Does ones religion disqualify that person from being an objective scientist? Sir Isaac Newton is widely regarded as a giant in the history of science. Who would reject his scientific theories by referring to his religious views? Hardly anybody would. Yet he was very religious, believing in Biblical prophecies with a firm faith in their validity.
So why do some critics of researchers of pterodactyl eyewitness testimony emphasize the religious beliefs of those researchers? Why not simply examine the eyewitness testimonies themselves? That seems more objective than complaining about a religious belief in the scientist.
The eyewitnesses of apparent live pterodactyls seem to have a variety of beliefs, for they come from a number of countries and cultures. If observing an apparent pterosaur* depended on the religions of the eyewitnesses, then we would not have such a variety of people who have declared that they were eyewitnesses. So why should critics make a fuss about the religious beliefs of some those who interview eyewitnesses? To the testimonies!
Read also: Modern Pterosaurs and Philosophy
And: Flying Creature — Like Dinosaurs but Flying, Those be Pterosaurs
* “Pterodactyl” is actually used by many non-scientists when they mean “pterosaur.”
According to nonfiction author Jonathan Whitcomb, “at least 1400″ Americans have seen an obvious living pterosaur in the United States within the past three decades. One cryptozooology forum-blog has challenged that crude calculation, but what would be a better estimate? How can anyone estimate what is not reported?
We know, from what eyewitnesses have told us, that some people just will not come forward and admit that they have seen an obvious pterosaur. The Chasepeake Bay area sighting is one example: several men saw the creature in daylight, but only one of them wanted to talk about it. This is part of Western culture, for it is considered crazy to report seeing something like a “live pterodactyl.” Considering the many eyewitnesses who have come forward, it seems that there must have been at least hundreds of eyewitnesses within the past three decades.
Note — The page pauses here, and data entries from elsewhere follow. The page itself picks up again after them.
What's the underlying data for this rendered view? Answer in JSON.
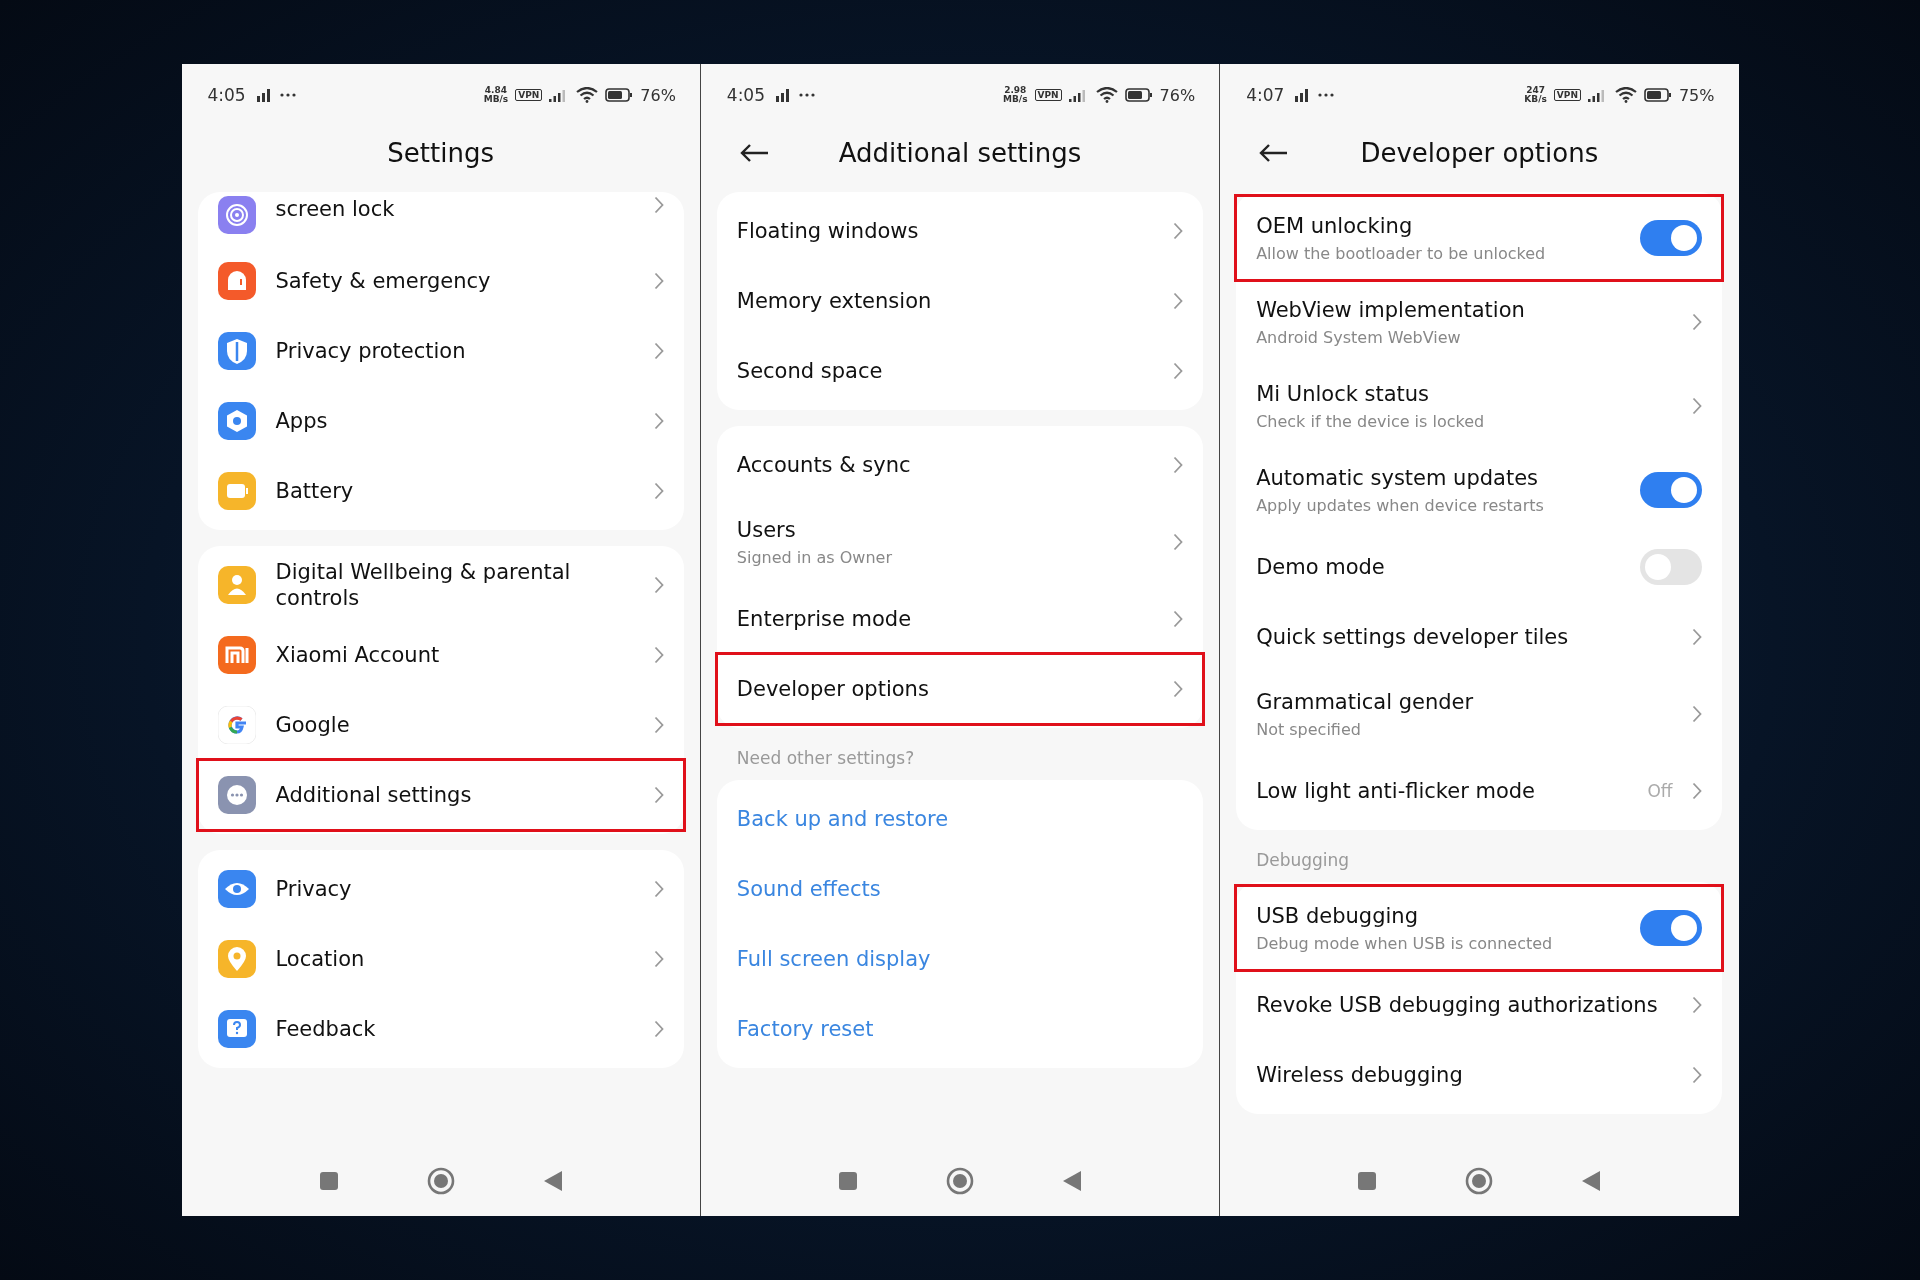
{
  "panels": [
    {
      "status": {
        "time": "4:05",
        "speed": "4.84",
        "speed_unit": "MB/s",
        "vpn": "VPN",
        "battery": "76%"
      },
      "title": "Settings",
      "back": false,
      "groups": [
        {
          "items": [
            {
              "label": "screen lock",
              "kind": "chevron",
              "highlighted": false
            },
            {
              "label": "Safety & emergency",
              "kind": "chevron",
              "highlighted": false
            },
            {
              "label": "Privacy protection",
              "kind": "chevron",
              "highlighted": false
            },
            {
              "label": "Apps",
              "kind": "chevron",
              "highlighted": false
            },
            {
              "label": "Battery",
              "kind": "chevron",
              "highlighted": false
            }
          ]
        },
        {
          "items": [
            {
              "label": "Digital Wellbeing & parental controls",
              "kind": "chevron",
              "highlighted": false
            },
            {
              "label": "Xiaomi Account",
              "kind": "chevron",
              "highlighted": false
            },
            {
              "label": "Google",
              "kind": "chevron",
              "highlighted": false
            },
            {
              "label": "Additional settings",
              "kind": "chevron",
              "highlighted": true
            }
          ]
        },
        {
          "items": [
            {
              "label": "Privacy",
              "kind": "chevron",
              "highlighted": false
            },
            {
              "label": "Location",
              "kind": "chevron",
              "highlighted": false
            },
            {
              "label": "Feedback",
              "kind": "chevron",
              "highlighted": false
            }
          ]
        }
      ]
    },
    {
      "status": {
        "time": "4:05",
        "speed": "2.98",
        "speed_unit": "MB/s",
        "vpn": "VPN",
        "battery": "76%"
      },
      "title": "Additional settings",
      "back": true,
      "groups": [
        {
          "items": [
            {
              "label": "Floating windows",
              "kind": "chevron",
              "highlighted": false
            },
            {
              "label": "Memory extension",
              "kind": "chevron",
              "highlighted": false
            },
            {
              "label": "Second space",
              "kind": "chevron",
              "highlighted": false
            }
          ]
        },
        {
          "items": [
            {
              "label": "Accounts & sync",
              "kind": "chevron",
              "highlighted": false
            },
            {
              "label": "Users",
              "sub": "Signed in as Owner",
              "kind": "chevron",
              "highlighted": false
            },
            {
              "label": "Enterprise mode",
              "kind": "chevron",
              "highlighted": false
            },
            {
              "label": "Developer options",
              "kind": "chevron",
              "highlighted": true
            }
          ]
        },
        {
          "header": "Need other settings?",
          "items": [
            {
              "label": "Back up and restore",
              "kind": "link",
              "highlighted": false
            },
            {
              "label": "Sound effects",
              "kind": "link",
              "highlighted": false
            },
            {
              "label": "Full screen display",
              "kind": "link",
              "highlighted": false
            },
            {
              "label": "Factory reset",
              "kind": "link",
              "highlighted": false
            }
          ]
        }
      ]
    },
    {
      "status": {
        "time": "4:07",
        "speed": "247",
        "speed_unit": "KB/s",
        "vpn": "VPN",
        "battery": "75%"
      },
      "title": "Developer options",
      "back": true,
      "groups": [
        {
          "items": [
            {
              "label": "OEM unlocking",
              "sub": "Allow the bootloader to be unlocked",
              "kind": "toggle",
              "on": true,
              "highlighted": true
            },
            {
              "label": "WebView implementation",
              "sub": "Android System WebView",
              "kind": "chevron",
              "highlighted": false
            },
            {
              "label": "Mi Unlock status",
              "sub": "Check if the device is locked",
              "kind": "chevron",
              "highlighted": false
            },
            {
              "label": "Automatic system updates",
              "sub": "Apply updates when device restarts",
              "kind": "toggle",
              "on": true,
              "highlighted": false
            },
            {
              "label": "Demo mode",
              "kind": "toggle",
              "on": false,
              "highlighted": false
            },
            {
              "label": "Quick settings developer tiles",
              "kind": "chevron",
              "highlighted": false
            },
            {
              "label": "Grammatical gender",
              "sub": "Not specified",
              "kind": "chevron",
              "highlighted": false
            },
            {
              "label": "Low light anti-flicker mode",
              "value": "Off",
              "kind": "chevron",
              "highlighted": false
            }
          ]
        },
        {
          "header": "Debugging",
          "items": [
            {
              "label": "USB debugging",
              "sub": "Debug mode when USB is connected",
              "kind": "toggle",
              "on": true,
              "highlighted": true
            },
            {
              "label": "Revoke USB debugging authorizations",
              "kind": "chevron",
              "highlighted": false
            },
            {
              "label": "Wireless debugging",
              "kind": "chevron",
              "highlighted": false
            }
          ]
        }
      ]
    }
  ]
}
The point is, we can no longer accept the old criticism: “If pterosaurs were still alive, we would have seen them.” That circular reasoning, to dismiss sightings, becomes more obviously invalid now that we have begun to consider how many eyewitnesses there really are.